(at least as reported)

n = 100;

L = zeros(1,n);

mask = 1:n;

toggle = zeros(n);

for i=1:n

toggle(i,:) = mod(mask,i)==0;

L = L + toggle(i,:);

L(find(L>1)) = 0;

end

L

t = sum(toggle);

least = find(t==min(t))

most = find(t==max(t))

Make that

toggle = zeros(1, n);

or even just

toggle = L;

(zeros(n) is an n x n matrix)

1*1 = 1

2*2 = 4

3*3 = 9

4*4 = 16

5*5 = 25

6*6 = 36

7*7 = 49

8*8 = 64

9*9 = 81

10*10=100

done.

You're still brutin' it.

Open: Even powers of primes (1,4,9,16,25,49,64,81)

Closed: Everything else.

Most toggled: Whatever has the most prime factors (too lazy to figure it out, so I'm going to guess 60)

Least toggled: 1 (duh) and in second place, all primes.

I meant "perfect square" of course, not "perfect prime".

For all you embedded geeks out there..

For extra points, do not assume English; support at least all languages spoken in the EU.

Seriously, Mrs MeChokemchild suggested a harder problem:

It doesn't say "after performing toggles for i=1..n on n lockers", it doesn't even say "after toggling every mth locker for m=1..n". It says "after toggling n lockers" where one toggling is defined as "changing the state of one door".
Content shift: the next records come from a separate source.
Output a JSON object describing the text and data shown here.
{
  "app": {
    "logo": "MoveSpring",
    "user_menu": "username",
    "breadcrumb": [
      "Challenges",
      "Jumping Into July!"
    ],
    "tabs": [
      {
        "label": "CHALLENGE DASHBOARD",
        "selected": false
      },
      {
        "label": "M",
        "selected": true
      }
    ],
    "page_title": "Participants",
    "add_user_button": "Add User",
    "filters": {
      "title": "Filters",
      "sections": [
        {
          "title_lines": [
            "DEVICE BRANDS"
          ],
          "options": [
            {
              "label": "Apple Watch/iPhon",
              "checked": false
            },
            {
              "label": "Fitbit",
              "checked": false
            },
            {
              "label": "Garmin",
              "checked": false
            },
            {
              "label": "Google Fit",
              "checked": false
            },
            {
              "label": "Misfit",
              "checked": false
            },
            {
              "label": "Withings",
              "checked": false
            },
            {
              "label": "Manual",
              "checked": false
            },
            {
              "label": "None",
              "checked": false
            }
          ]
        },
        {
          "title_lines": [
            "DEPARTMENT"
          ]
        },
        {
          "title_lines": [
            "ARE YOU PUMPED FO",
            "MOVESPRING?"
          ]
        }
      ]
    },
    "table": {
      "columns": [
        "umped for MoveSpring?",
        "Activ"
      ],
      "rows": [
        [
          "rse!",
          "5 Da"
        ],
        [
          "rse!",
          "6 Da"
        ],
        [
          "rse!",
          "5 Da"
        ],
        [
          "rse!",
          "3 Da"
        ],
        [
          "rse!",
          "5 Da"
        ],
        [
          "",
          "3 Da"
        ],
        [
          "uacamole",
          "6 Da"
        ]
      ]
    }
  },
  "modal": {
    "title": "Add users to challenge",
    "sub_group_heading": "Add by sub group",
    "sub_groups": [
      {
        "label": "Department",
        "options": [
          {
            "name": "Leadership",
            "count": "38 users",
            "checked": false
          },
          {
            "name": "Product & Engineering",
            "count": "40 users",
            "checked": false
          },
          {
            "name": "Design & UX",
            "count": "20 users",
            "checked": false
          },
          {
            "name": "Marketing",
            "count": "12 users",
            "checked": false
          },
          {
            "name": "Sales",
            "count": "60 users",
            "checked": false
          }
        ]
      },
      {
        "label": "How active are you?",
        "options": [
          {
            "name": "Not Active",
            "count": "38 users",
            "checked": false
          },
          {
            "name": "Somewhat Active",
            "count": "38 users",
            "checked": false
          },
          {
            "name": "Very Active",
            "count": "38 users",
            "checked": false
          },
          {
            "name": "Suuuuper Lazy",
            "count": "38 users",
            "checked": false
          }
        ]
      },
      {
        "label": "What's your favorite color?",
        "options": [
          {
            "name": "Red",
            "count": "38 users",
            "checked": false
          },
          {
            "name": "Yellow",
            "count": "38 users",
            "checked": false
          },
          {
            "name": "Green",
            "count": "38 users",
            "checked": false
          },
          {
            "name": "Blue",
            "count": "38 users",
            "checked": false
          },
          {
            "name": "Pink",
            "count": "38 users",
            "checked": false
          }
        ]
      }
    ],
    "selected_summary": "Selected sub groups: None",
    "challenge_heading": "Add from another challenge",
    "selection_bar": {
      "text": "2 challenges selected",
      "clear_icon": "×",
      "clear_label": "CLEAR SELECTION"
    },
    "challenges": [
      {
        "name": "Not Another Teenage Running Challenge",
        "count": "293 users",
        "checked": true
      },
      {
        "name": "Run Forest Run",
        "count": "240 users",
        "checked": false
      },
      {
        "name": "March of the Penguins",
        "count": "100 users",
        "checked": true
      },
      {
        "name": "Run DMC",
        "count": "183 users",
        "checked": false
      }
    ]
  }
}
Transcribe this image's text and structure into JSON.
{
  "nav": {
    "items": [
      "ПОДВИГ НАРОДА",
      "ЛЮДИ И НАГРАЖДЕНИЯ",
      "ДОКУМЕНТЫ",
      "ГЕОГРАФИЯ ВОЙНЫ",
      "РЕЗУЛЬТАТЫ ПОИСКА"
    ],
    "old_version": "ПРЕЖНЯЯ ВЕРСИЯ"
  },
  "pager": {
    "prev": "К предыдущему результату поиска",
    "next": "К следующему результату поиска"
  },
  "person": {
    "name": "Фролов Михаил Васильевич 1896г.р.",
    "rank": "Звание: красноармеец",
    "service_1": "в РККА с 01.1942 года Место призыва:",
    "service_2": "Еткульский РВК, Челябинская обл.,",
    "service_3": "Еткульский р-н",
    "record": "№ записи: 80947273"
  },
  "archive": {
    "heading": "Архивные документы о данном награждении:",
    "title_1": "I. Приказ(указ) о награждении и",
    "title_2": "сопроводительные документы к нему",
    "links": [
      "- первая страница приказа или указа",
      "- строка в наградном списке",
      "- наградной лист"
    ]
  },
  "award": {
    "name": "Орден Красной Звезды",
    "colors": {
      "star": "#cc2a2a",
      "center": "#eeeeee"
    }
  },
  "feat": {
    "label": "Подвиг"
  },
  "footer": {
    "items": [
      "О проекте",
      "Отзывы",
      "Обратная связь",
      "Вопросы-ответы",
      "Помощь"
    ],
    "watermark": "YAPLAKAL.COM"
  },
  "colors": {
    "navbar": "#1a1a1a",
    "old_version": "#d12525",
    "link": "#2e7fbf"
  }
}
Admittedly the simulator takes the number of lockers as input, not the number of togglings, but then the simulation was 'To Get Started' only.

Captcha: capio - I got it! (?)

using System;

using System.Collections.Generic;

using System.Linq;

using System.Text;

namespace ConsoleApplication1

{

class Program

{

static bool[] doLockers(int size, int iteration)

{

bool[] data;

if (iteration == 1)

data = new bool[size];

else

data = doLockers(size, iteration - 1);

for (int count = iteration - 1; count < size; count = count + iteration)

data[count] = !data[count];

return data;

}

static void Main(string[] args)

{

Console.Write("Enter a number of lockers to toggle: ");

int count = Convert.ToInt32(Console.ReadLine());

Console.WriteLine("Results: ");

foreach (bool item in doLockers(count, count))

Console.Write(item ? "1" : "0");

Console.WriteLine();

Console.WriteLine("Press any key to exit");

Console.ReadLine();

}

}

}

The prime number ones are toggled exactly twice, by one and the prime they represent.

1: 1 toggle

Primes: 2 toggles

Perfect Squares: Odd number of toggles, hence open

Other: Even number of toggles, hence closed

As a general rule, each locker is toggled a number of times equal to the number of possible unique groupings of its prime factors that are <= the number of lockers. So for example, take the 20th locker, with factors 2,2,5. It gets toggled:

On the 1st step.

On the 2nd step.

On the (2*2)th[4th] step.

On the 5th step.

On the (2*5)th[10th] step.

And of course on its own (20th) step.

If the number of swaps n is odd (that is, n mod 2 = 1), that locker is open, and if that number is even (n mod 2 = 0), the locker is closed. Thus, locker 20, with six toggles, is closed.

I'm fairly sure that 96 is the locker that would be toggled the most incidentally.

#!C:\Perl\bin\perl

for ($s=1; $s<=100; $s++) {

$myArray[$s] = 0;

}

for ($q=1; $q<=100; $q++) {

for ($i=1; $i<=100; $i++) {

if ($i%$q==0) {

if ($myArray[$i]==0) {

$myArray[$i] = 1;

} else {

$myArray[$i] = 0;

}

}

}

}

$myCounter = 0;

foreach $myNum (@myArray) {

if ($myNum == 1) {

print $myCounter . "\n";

}

$myCounter++;

}

*:>:i.%:100

(11 characters of J), or with precalculating the square root of 100, even shorter (and with it's 9 characters probably the shortest solution posted here):

*:>:i.10

In a lazy 7 minutes all I did was program what the jocks were doing.

DOS batch:

setlocal enabledelayedexpansion

for /l %%x in (1,1,100) do (

set locker%%x=0

for /l %%y in (1,1,100) do (

set /a remainder=%%x%%%%y

if !remainder!==0 if !locker%%x!==0 (set locker%%x=1) else set locker%%x=0

)

echo locker%%x: !locker%%x!

)

Pattern:

(o=open c=closed)

occoccccocccccco (and so on)

Code:

End code

Easy huh?

Strip the comments and you have a very small program, that works!!!

+ I'm not bruteforcing ;)'

I hope the graphical output isn't a problem.

Working sample + output:

http://codepad.org/GAk1EMki